** Data extracts follows **
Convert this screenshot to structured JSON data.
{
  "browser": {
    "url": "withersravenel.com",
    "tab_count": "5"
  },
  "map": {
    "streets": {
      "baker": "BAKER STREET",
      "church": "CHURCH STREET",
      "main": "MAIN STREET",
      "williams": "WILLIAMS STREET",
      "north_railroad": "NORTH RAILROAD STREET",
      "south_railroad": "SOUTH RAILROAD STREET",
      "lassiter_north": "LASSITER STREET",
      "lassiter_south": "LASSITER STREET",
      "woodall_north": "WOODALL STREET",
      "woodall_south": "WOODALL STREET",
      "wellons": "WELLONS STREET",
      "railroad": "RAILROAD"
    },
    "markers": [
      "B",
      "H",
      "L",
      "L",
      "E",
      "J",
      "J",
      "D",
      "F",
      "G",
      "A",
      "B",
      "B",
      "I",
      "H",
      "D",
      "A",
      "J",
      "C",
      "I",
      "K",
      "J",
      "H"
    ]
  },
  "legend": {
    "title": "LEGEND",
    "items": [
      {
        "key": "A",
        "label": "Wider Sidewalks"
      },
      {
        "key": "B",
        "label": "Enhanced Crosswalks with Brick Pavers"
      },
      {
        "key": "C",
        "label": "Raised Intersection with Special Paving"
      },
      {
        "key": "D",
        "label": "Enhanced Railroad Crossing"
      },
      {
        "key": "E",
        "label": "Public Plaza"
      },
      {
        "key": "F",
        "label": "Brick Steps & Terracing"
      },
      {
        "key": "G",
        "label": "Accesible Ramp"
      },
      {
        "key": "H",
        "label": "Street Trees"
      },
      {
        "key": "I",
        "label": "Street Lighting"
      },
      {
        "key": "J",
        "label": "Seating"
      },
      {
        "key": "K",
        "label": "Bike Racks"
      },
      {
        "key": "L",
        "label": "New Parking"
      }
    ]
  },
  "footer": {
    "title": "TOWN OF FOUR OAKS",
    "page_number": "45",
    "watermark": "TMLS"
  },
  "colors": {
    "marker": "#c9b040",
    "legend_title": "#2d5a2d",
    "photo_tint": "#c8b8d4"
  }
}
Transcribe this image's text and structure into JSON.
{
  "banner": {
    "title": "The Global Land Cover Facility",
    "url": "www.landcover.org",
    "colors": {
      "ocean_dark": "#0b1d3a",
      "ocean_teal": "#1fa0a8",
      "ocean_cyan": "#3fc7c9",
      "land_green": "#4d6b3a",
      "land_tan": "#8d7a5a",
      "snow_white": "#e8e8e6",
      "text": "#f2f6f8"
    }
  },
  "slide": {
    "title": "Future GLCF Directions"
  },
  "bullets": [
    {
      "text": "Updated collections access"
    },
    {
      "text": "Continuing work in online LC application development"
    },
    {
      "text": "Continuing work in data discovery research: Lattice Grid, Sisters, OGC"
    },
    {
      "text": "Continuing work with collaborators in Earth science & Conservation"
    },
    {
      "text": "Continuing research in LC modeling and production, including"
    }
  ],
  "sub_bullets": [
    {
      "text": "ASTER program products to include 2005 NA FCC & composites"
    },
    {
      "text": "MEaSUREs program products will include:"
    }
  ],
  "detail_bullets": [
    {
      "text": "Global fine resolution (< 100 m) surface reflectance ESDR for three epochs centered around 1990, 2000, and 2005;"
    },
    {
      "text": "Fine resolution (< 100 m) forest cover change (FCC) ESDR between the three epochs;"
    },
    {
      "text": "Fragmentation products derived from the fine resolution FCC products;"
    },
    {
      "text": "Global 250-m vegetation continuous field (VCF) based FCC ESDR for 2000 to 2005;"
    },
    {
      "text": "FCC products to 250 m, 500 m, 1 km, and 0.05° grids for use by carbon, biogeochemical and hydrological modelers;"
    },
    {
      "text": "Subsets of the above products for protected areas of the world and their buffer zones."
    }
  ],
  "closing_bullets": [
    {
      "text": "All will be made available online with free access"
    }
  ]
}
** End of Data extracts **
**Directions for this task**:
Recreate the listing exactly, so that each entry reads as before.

**Answer**:
Convert this screenshot to structured JSON data.
{
  "browser": {
    "url": "withersravenel.com",
    "tab_count": "5"
  },
  "map": {
    "streets": {
      "baker": "BAKER STREET",
      "church": "CHURCH STREET",
      "main": "MAIN STREET",
      "williams": "WILLIAMS STREET",
      "north_railroad": "NORTH RAILROAD STREET",
      "south_railroad": "SOUTH RAILROAD STREET",
      "lassiter_north": "LASSITER STREET",
      "lassiter_south": "LASSITER STREET",
      "woodall_north": "WOODALL STREET",
      "woodall_south": "WOODALL STREET",
      "wellons": "WELLONS STREET",
      "railroad": "RAILROAD"
    },
    "markers": [
      "B",
      "H",
      "L",
      "L",
      "E",
      "J",
      "J",
      "D",
      "F",
      "G",
      "A",
      "B",
      "B",
      "I",
      "H",
      "D",
      "A",
      "J",
      "C",
      "I",
      "K",
      "J",
      "H"
    ]
  },
  "legend": {
    "title": "LEGEND",
    "items": [
      {
        "key": "A",
        "label": "Wider Sidewalks"
      },
      {
        "key": "B",
        "label": "Enhanced Crosswalks with Brick Pavers"
      },
      {
        "key": "C",
        "label": "Raised Intersection with Special Paving"
      },
      {
        "key": "D",
        "label": "Enhanced Railroad Crossing"
      },
      {
        "key": "E",
        "label": "Public Plaza"
      },
      {
        "key": "F",
        "label": "Brick Steps & Terracing"
      },
      {
        "key": "G",
        "label": "Accesible Ramp"
      },
      {
        "key": "H",
        "label": "Street Trees"
      },
      {
        "key": "I",
        "label": "Street Lighting"
      },
      {
        "key": "J",
        "label": "Seating"
      },
      {
        "key": "K",
        "label": "Bike Racks"
      },
      {
        "key": "L",
        "label": "New Parking"
      }
    ]
  },
  "footer": {
    "title": "TOWN OF FOUR OAKS",
    "page_number": "45",
    "watermark": "TMLS"
  },
  "colors": {
    "marker": "#c9b040",
    "legend_title": "#2d5a2d",
    "photo_tint": "#c8b8d4"
  }
}
Transcribe this image's text and structure into JSON.
{
  "banner": {
    "title": "The Global Land Cover Facility",
    "url": "www.landcover.org",
    "colors": {
      "ocean_dark": "#0b1d3a",
      "ocean_teal": "#1fa0a8",
      "ocean_cyan": "#3fc7c9",
      "land_green": "#4d6b3a",
      "land_tan": "#8d7a5a",
      "snow_white": "#e8e8e6",
      "text": "#f2f6f8"
    }
  },
  "slide": {
    "title": "Future GLCF Directions"
  },
  "bullets": [
    {
      "text": "Updated collections access"
    },
    {
      "text": "Continuing work in online LC application development"
    },
    {
      "text": "Continuing work in data discovery research: Lattice Grid, Sisters, OGC"
    },
    {
      "text": "Continuing work with collaborators in Earth science & Conservation"
    },
    {
      "text": "Continuing research in LC modeling and production, including"
    }
  ],
  "sub_bullets": [
    {
      "text": "ASTER program products to include 2005 NA FCC & composites"
    },
    {
      "text": "MEaSUREs program products will include:"
    }
  ],
  "detail_bullets": [
    {
      "text": "Global fine resolution (< 100 m) surface reflectance ESDR for three epochs centered around 1990, 2000, and 2005;"
    },
    {
      "text": "Fine resolution (< 100 m) forest cover change (FCC) ESDR between the three epochs;"
    },
    {
      "text": "Fragmentation products derived from the fine resolution FCC products;"
    },
    {
      "text": "Global 250-m vegetation continuous field (VCF) based FCC ESDR for 2000 to 2005;"
    },
    {
      "text": "FCC products to 250 m, 500 m, 1 km, and 0.05° grids for use by carbon, biogeochemical and hydrological modelers;"
    },
    {
      "text": "Subsets of the above products for protected areas of the world and their buffer zones."
    }
  ],
  "closing_bullets": [
    {
      "text": "All will be made available online with free access"
    }
  ]
}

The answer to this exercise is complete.